More Patients Paying More for Health Insurance
Patients across the country are paying more for health insurance.
The Denver Post reports that patients in Colorado buying health insurance on the individual marketplace can expect their premiums to go up by 20 percent next year.
“The increases are the largest in Colorado since the 2014 launch of the Affordable Care Act, also known as Obamacare,” the Denver Post notes. “In some parts of rural Colorado, premium increases will top 40 percent, according to figures approved Tuesday by the Colorado Division of Insurance.”
Colorado patients are only the latest targets of premium hikes. All summer long, patients throughout the country have been hit with higher health insurance premiums. Double-digit rate increases have become normal — with patients in Tennessee facing an “average rate increases of 59%.” It’s not much better in Oklahoma, where patients are bracing for a 42-percent increase in the cost of the state’s lowest-priced silver plan.
Buying Gap Insurance to Cover High Insurance Deductibles
In addition to higher premiums, patients are discovering another problem: high deductibles.
“With monthly premiums on health insurance going up, more people are choosing cheaper, high-deductible options,” Kaiser Health News states. “In 2016, more than 90 percent of people buying insurance under the ACA chose plans with an average deductible of $3,000 or higher.”
That’s leading to a crazy scenario: insurance to cover insurance.
Known as gap insurance, the limited benefit coverage provides patients with a high-deductible plan the option to buy additional insurance to pay the deductible.

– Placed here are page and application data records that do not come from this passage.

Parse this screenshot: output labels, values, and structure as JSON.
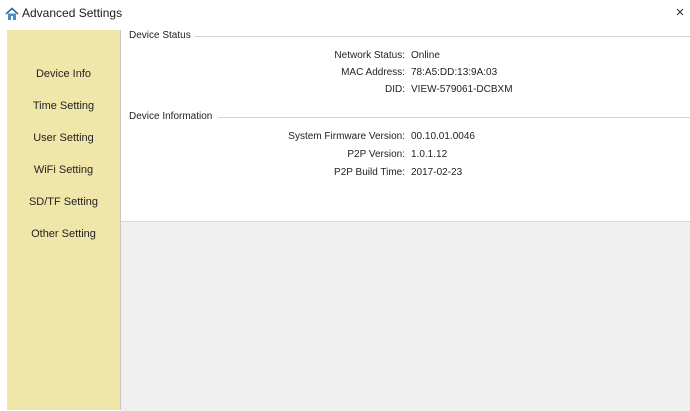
{
  "window": {
    "title": "Advanced Settings",
    "icon": "house-gear-icon",
    "close_label": "×"
  },
  "sidebar": {
    "items": [
      {
        "label": "Device Info"
      },
      {
        "label": "Time Setting"
      },
      {
        "label": "User Setting"
      },
      {
        "label": "WiFi Setting"
      },
      {
        "label": "SD/TF Setting"
      },
      {
        "label": "Other Setting"
      }
    ]
  },
  "device_status": {
    "title": "Device Status",
    "rows": [
      {
        "label": "Network Status:",
        "value": "Online"
      },
      {
        "label": "MAC Address:",
        "value": "78:A5:DD:13:9A:03"
      },
      {
        "label": "DID:",
        "value": "VIEW-579061-DCBXM"
      }
    ]
  },
  "device_information": {
    "title": "Device Information",
    "rows": [
      {
        "label": "System Firmware Version:",
        "value": "00.10.01.0046"
      },
      {
        "label": "P2P Version:",
        "value": "1.0.1.12"
      },
      {
        "label": "P2P Build Time:",
        "value": "2017-02-23"
      }
    ]
  },
  "colors": {
    "sidebar_bg": "#f1e6aa",
    "lower_panel_bg": "#f0f0f0"
  }
}
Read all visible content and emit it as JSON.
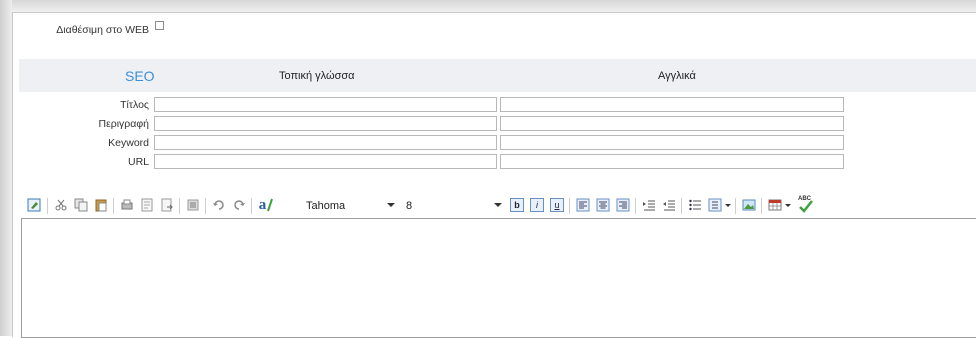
{
  "web": {
    "label": "Διαθέσιμη στο WEB",
    "checked": false
  },
  "seo": {
    "title": "SEO",
    "col_local": "Τοπική γλώσσα",
    "col_en": "Αγγλικά",
    "fields": [
      {
        "label": "Τίτλος",
        "local_value": "",
        "en_value": ""
      },
      {
        "label": "Περιγραφή",
        "local_value": "",
        "en_value": ""
      },
      {
        "label": "Keyword",
        "local_value": "",
        "en_value": ""
      },
      {
        "label": "URL",
        "local_value": "",
        "en_value": ""
      }
    ]
  },
  "toolbar": {
    "font_name": "Tahoma",
    "font_size": "8",
    "font_glyph": "a",
    "bold_glyph": "b",
    "italic_glyph": "i",
    "underline_glyph": "u",
    "spell_glyph": "ABC"
  },
  "editor": {
    "content": ""
  }
}
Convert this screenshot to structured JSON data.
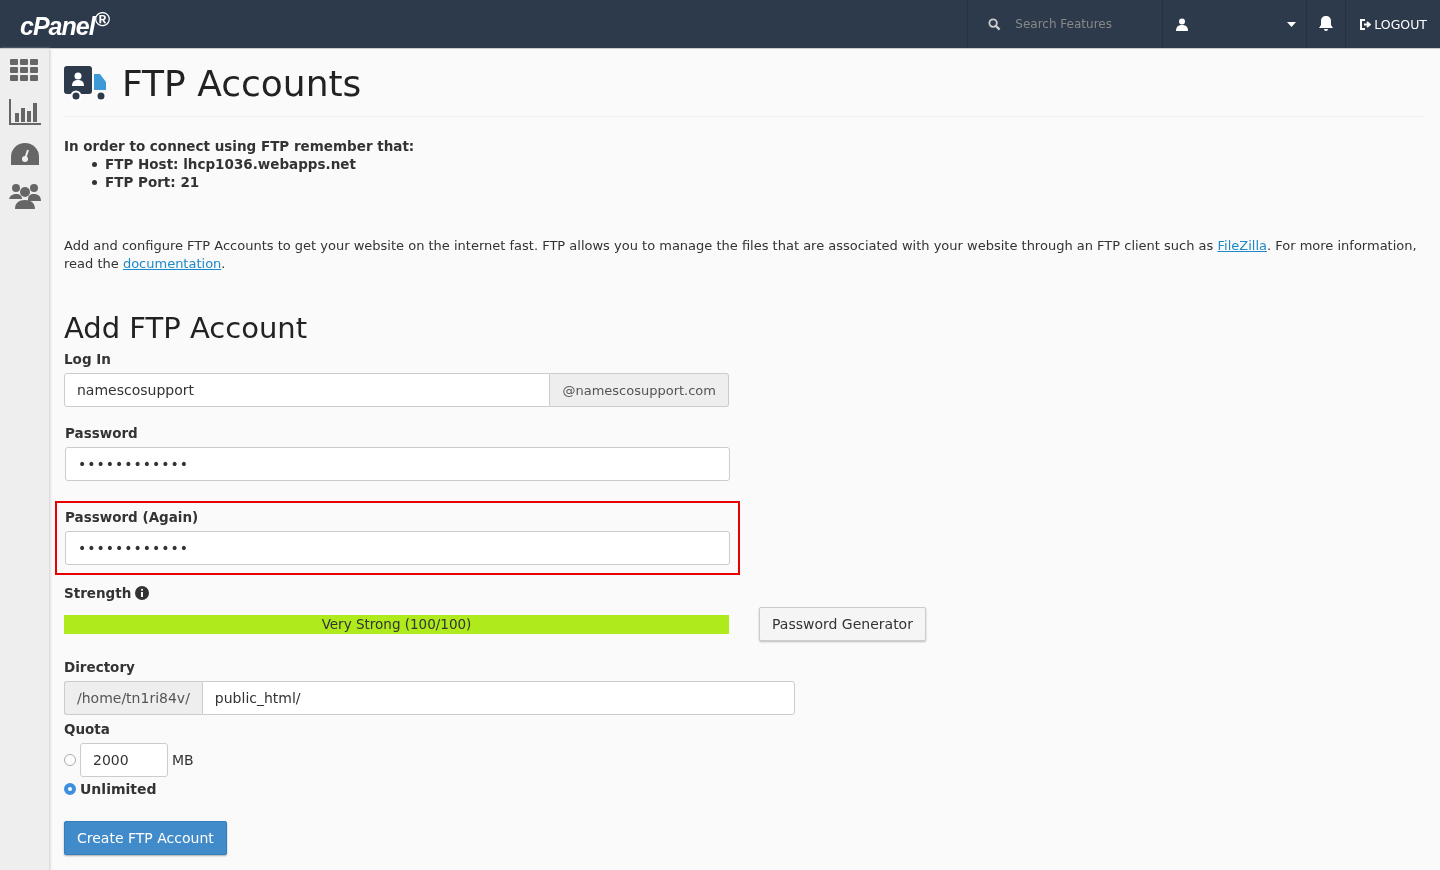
{
  "topbar": {
    "logo": "cPanel$^{®}$",
    "search": {
      "placeholder": "Search Features"
    },
    "logout": "LOGOUT"
  },
  "sidebar": {
    "items": [
      {
        "kind": "grid",
        "selected": false
      },
      {
        "kind": "chart",
        "selected": false
      },
      {
        "kind": "gauge",
        "selected": false
      },
      {
        "kind": "users",
        "selected": false
      }
    ]
  },
  "page": {
    "title": "FTP Accounts",
    "notice": {
      "heading": "In order to connect using FTP remember that:",
      "items": [
        "FTP Host: lhcp1036.webapps.net",
        "FTP Port: 21"
      ]
    },
    "intro": {
      "before": "Add and configure FTP Accounts to get your website on the internet fast. FTP allows you to manage the files that are associated with your website through an FTP client such as ",
      "link1": "FileZilla",
      "middle": ". For more information, read the ",
      "link2": "documentation",
      "after": "."
    }
  },
  "form": {
    "title": "Add FTP Account",
    "login": {
      "label": "Log In",
      "value": "namescosupport",
      "addon": "@namescosupport.com"
    },
    "password": {
      "label": "Password",
      "value": "••••••••••••",
      "highlighted": false
    },
    "password_again": {
      "label": "Password (Again)",
      "value": "••••••••••••",
      "highlighted": true
    },
    "strength": {
      "label": "Strength",
      "level": 1.0,
      "reading": "Very Strong (100/100)",
      "generator": "Password Generator"
    },
    "directory": {
      "label": "Directory",
      "prefix": "/home/tn1ri84v/",
      "value": "public_html/"
    },
    "quota": {
      "label": "Quota",
      "options": [
        {
          "kind": "amount",
          "value": "2000",
          "unit": "MB",
          "selected": false
        },
        {
          "kind": "label",
          "label": "Unlimited",
          "selected": true
        }
      ]
    },
    "submit": "Create FTP Account"
  }
}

“People see the prices of individual insurance and they say, ‘Boy, a $6,000 deductible seems really high. I don’t want something that gives me that much risk,’ ” says Ryan Hillenbrand, president of the Missouri Association of Health Underwriters. “That’s why [the gap insurance] market is heating up a little bit more.”
This should be a wake-up call for policymakers. When patients are seeing double-digit increases in their premiums AND are still paying thousands of dollars out-of-pocket before their insurance kicks in, it’s an obvious sign that our health care system is broken.
Quote of the Day: Insurance for My Insurance
“After I got off the phone with him, I realized: That’s actually just insurance for my insurance.”
Susannah Lohr, a 26-year-old freelance designer, summed up “gap insurance.”
Why Are Health Insurance Premiums Rising?
Why are health insurance premiums rising?
One factor: hospital services. Earlier this year, an independent analysis found that outpatient services are the biggest contributing factor to rising health care costs.
Fortune’s Sy Mukherjee reports that analytics firm Avalere “found that “hospital services, rather than high drug prices, are the primary roots of premium inflation.” 29.9 percent of rate increases are owed to outpatient services, which also account for 27.4 percent of insurance plans’ spending.
“Preliminary data indicate that drugs are not likely to have a disproportionate impact on premiums in 2017,” wrote Avalere senior vice president Caroline Pearson. “Instead, outpatient spending continues to drive premium increases.”